Construction and Personal Injury Lawyer Lawrence Saftler Comments on the String of Construction Accidents at the World Trade Center Worksite

Share Article

If proper worksite regulation and proper procedures were followed, the numerous accidents at the World Trade Center worksite would not have happened.

As many as seven construction accidents have occurred in just this year at the World Trade Center construction site in Downtown New York City. This recent string of accidents at the new World Trade Center reminds us how important it is for construction sites to follow safety regulations and equipment checks on a regular basis.

On February 16, CBS New York reported, “A crane cable snapped sending a 30-tons of steel crashing about 40 stories into a closed-off area at the World Trade Center construction site, crushing a truck and injuring one man.”

At the end of June, two serious incidents occurred within one single week. reported, “A construction worker at 4 World Trade Center fell and impaled himself on a metal rod Tuesday afternoon, fire officials and the construction company said. The 37-year-old worker was helping to build the new skyscraper at 150 Greenwich St. when he slipped and fell 4 to 5 feet about 1:20 p.m. Tuesday, an FDNY spokeswoman said.”

                 Then, on Wednesday of the same week, the New York Daily News reported, “A gust of wind pushed a load of steel into a glass panel on 4 World Trade Center, causing a shower of glass to rain down on Liberty St. below, officials said. A crane was hoisting the steel to the top of the building when a burst of wind caused the load to shift and hit the glass on the 45th floor about 11:30 a.m., officials said. The shattered glass fell to Liberty St., which was closed to traffic. The sidewalk was covered by a construction shed, which sheltered pedestrians from the shards of glass, officials said.”

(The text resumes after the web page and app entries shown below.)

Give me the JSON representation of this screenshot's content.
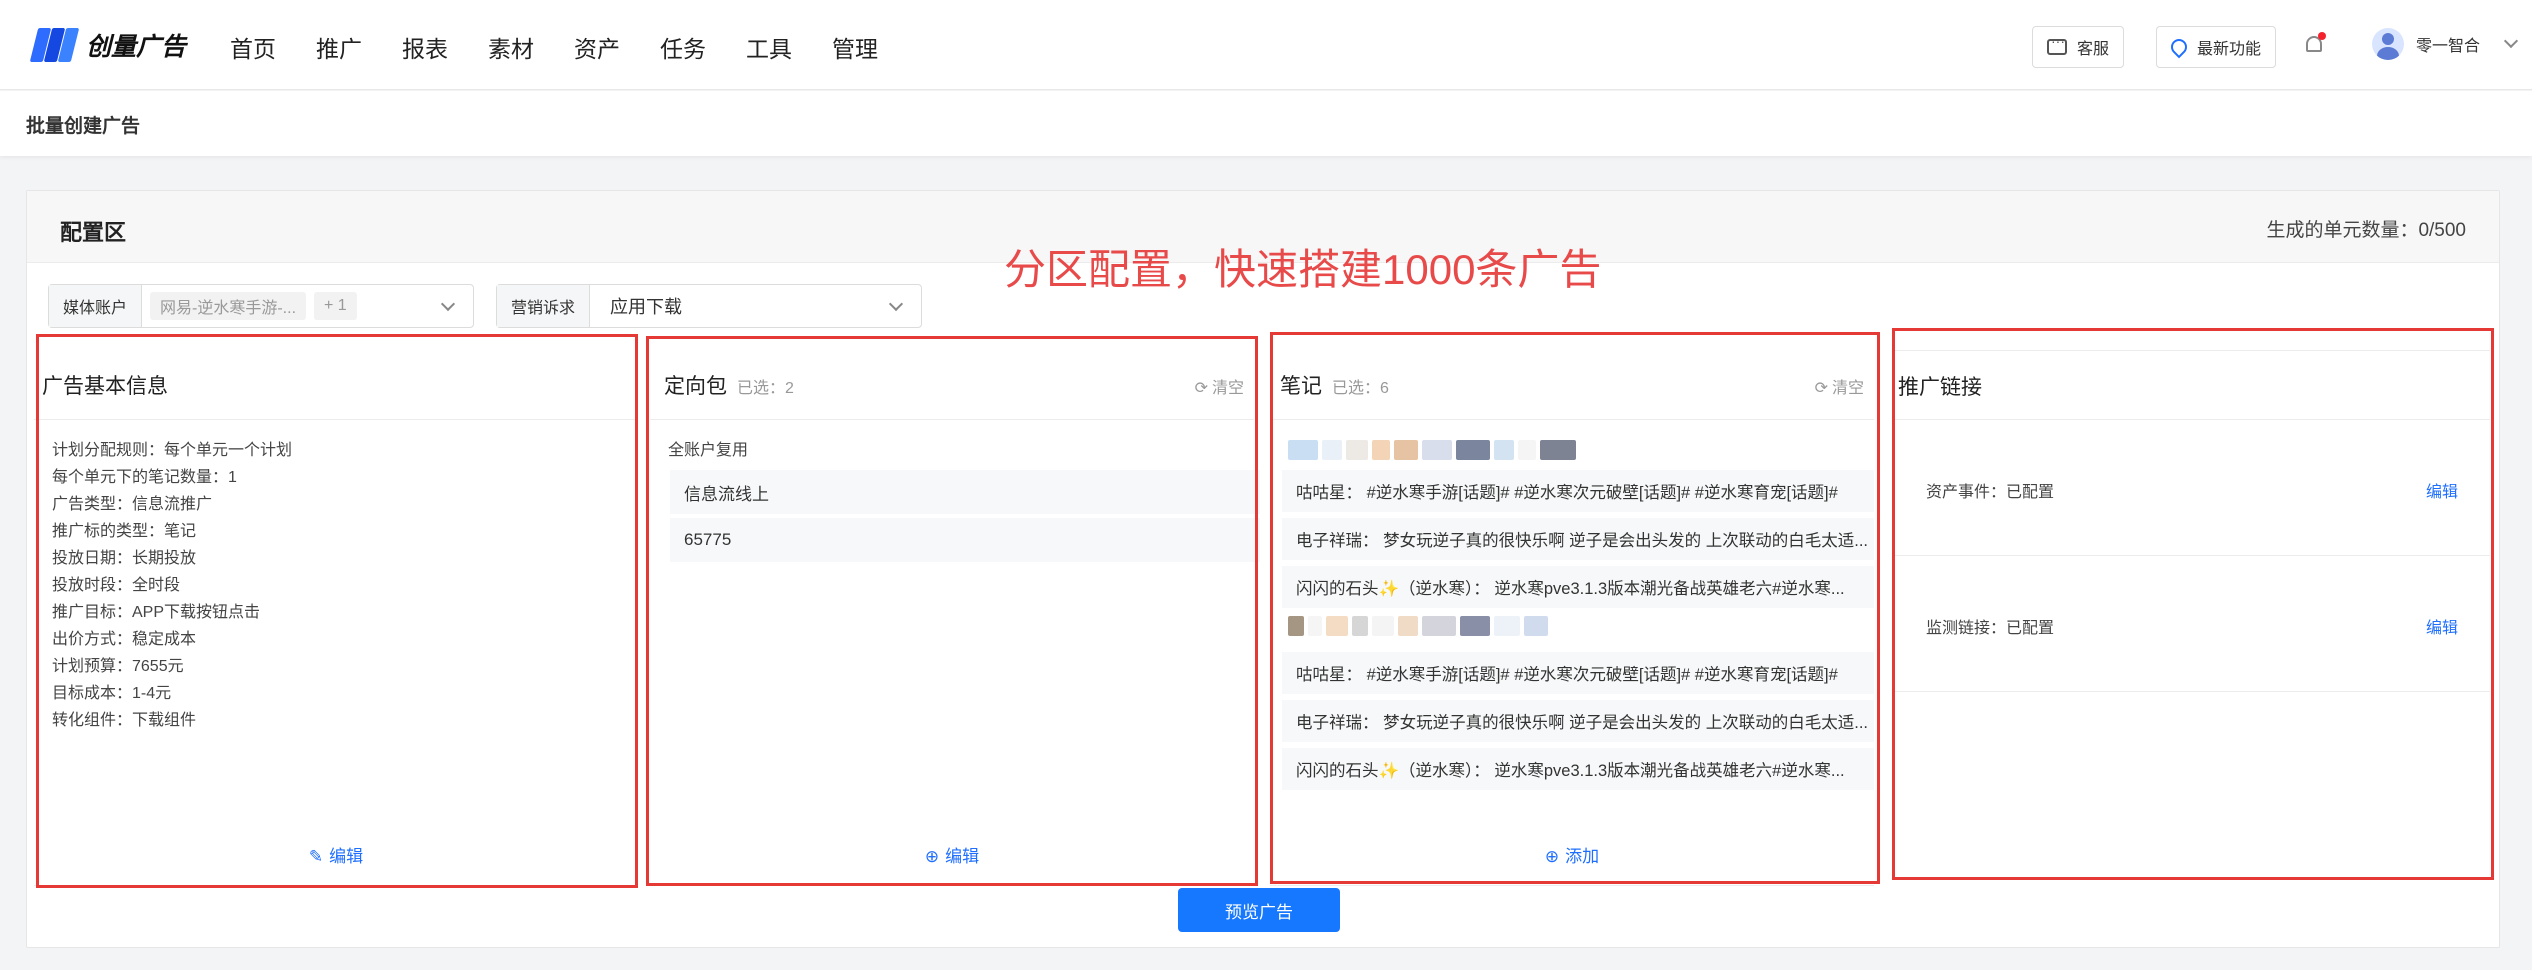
{
  "brand": {
    "name": "创量广告"
  },
  "nav": {
    "menu": [
      "首页",
      "推广",
      "报表",
      "素材",
      "资产",
      "任务",
      "工具",
      "管理"
    ],
    "service_label": "客服",
    "new_features_label": "最新功能",
    "user_name": "零一智合"
  },
  "page": {
    "title": "批量创建广告"
  },
  "panel": {
    "title": "配置区",
    "unit_count": "生成的单元数量：0/500",
    "promo_text": "分区配置，快速搭建1000条广告"
  },
  "filters": {
    "media_account": {
      "label": "媒体账户",
      "tag": "网易-逆水寒手游-...",
      "extra": "+ 1"
    },
    "marketing_goal": {
      "label": "营销诉求",
      "value": "应用下载"
    }
  },
  "basic_info": {
    "title": "广告基本信息",
    "lines": [
      "计划分配规则：每个单元一个计划",
      "每个单元下的笔记数量：1",
      "广告类型：信息流推广",
      "推广标的类型：笔记",
      "投放日期：长期投放",
      "投放时段：全时段",
      "推广目标：APP下载按钮点击",
      "出价方式：稳定成本",
      "计划预算：7655元",
      "目标成本：1-4元",
      "转化组件：下载组件"
    ],
    "action": "编辑"
  },
  "targeting": {
    "title": "定向包",
    "selected": "已选：2",
    "clear": "清空",
    "group_label": "全账户复用",
    "rows": [
      "信息流线上",
      "65775"
    ],
    "action": "编辑"
  },
  "notes": {
    "title": "笔记",
    "selected": "已选：6",
    "clear": "清空",
    "rows": [
      "咕咕星：  #逆水寒手游[话题]# #逆水寒次元破壁[话题]# #逆水寒育宠[话题]#",
      "电子祥瑞：  梦女玩逆子真的很快乐啊 逆子是会出头发的 上次联动的白毛太适...",
      "闪闪的石头✨（逆水寒）：  逆水寒pve3.1.3版本潮光备战英雄老六#逆水寒...",
      "咕咕星：  #逆水寒手游[话题]# #逆水寒次元破壁[话题]# #逆水寒育宠[话题]#",
      "电子祥瑞：  梦女玩逆子真的很快乐啊 逆子是会出头发的 上次联动的白毛太适...",
      "闪闪的石头✨（逆水寒）：  逆水寒pve3.1.3版本潮光备战英雄老六#逆水寒..."
    ],
    "action": "添加"
  },
  "promo_links": {
    "title": "推广链接",
    "rows": [
      {
        "label": "资产事件：已配置",
        "action": "编辑"
      },
      {
        "label": "监测链接：已配置",
        "action": "编辑"
      }
    ]
  },
  "preview_button": "预览广告",
  "colors": {
    "accent": "#1677ff",
    "highlight": "#e53935",
    "promo": "#e84a4a"
  }
}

            Not only are construction regulations a big issue at WTC, but there has also been serious problems with construction workers drinking alcohol on the job. The Wall Street Journal reported, “The Port Authority of New York and New Jersey is cracking down on daytime drinking among construction workers at ground zero. Executive Director Pat Foye told the New York Post the agency is increasing the budget for its inspector general and adding investigators for the public-safety effort. He called the World Trade Center construction the most complicated project anywhere. Foye said ‘vodka and steel beams and a construction site don't mix.’ The zero-tolerance crackdown began last year. It was stepped up after a series of recent accidents at the site. The PA says it's not clear if the accidents were related to drinking. But it's not taking any chances.”

Construction and Personal Injury Lawyer Lawrence Saftler said,"It is a tragedy that so many lives have been effected by the failure of owners and general contractors' failure to comply with their legal obligations to maintain work site safety. What compounds this tragedy is the fact that it has happened numerous times, not just once, thereby giving them notice that they need to do much more for the protection and safety of their workers".

The Saftler Law Firm, established over 30 years ago, has always been an advocate for personal injury victims injured at worksite and construction sites as well as other injury victims. Always on the side of the injured victim, Mr. Saftler has been the recipient of numerous high settlements, verdicts, and awards, including a ten million dollar verdict for a fall down victim. A past speaker to the New York State Bar Association on construction accidents, Mr. Saftler is a leading advocate in protecting workers in work related accidents with successful results.

Mr. Saftler can be found at his midtown Manhattan office at 275 Madison Ave., New York, New York and can be reached by contacting him at 646-865-0797. His website can provide valuable information about labor law cases handled in the past as well as other areas of personal injury litigation handled by the Saftler Law Firm. Visit the site at

Share article on social media or email:

View article via:

Pdf Print

Contact Author

Lawrence Saftler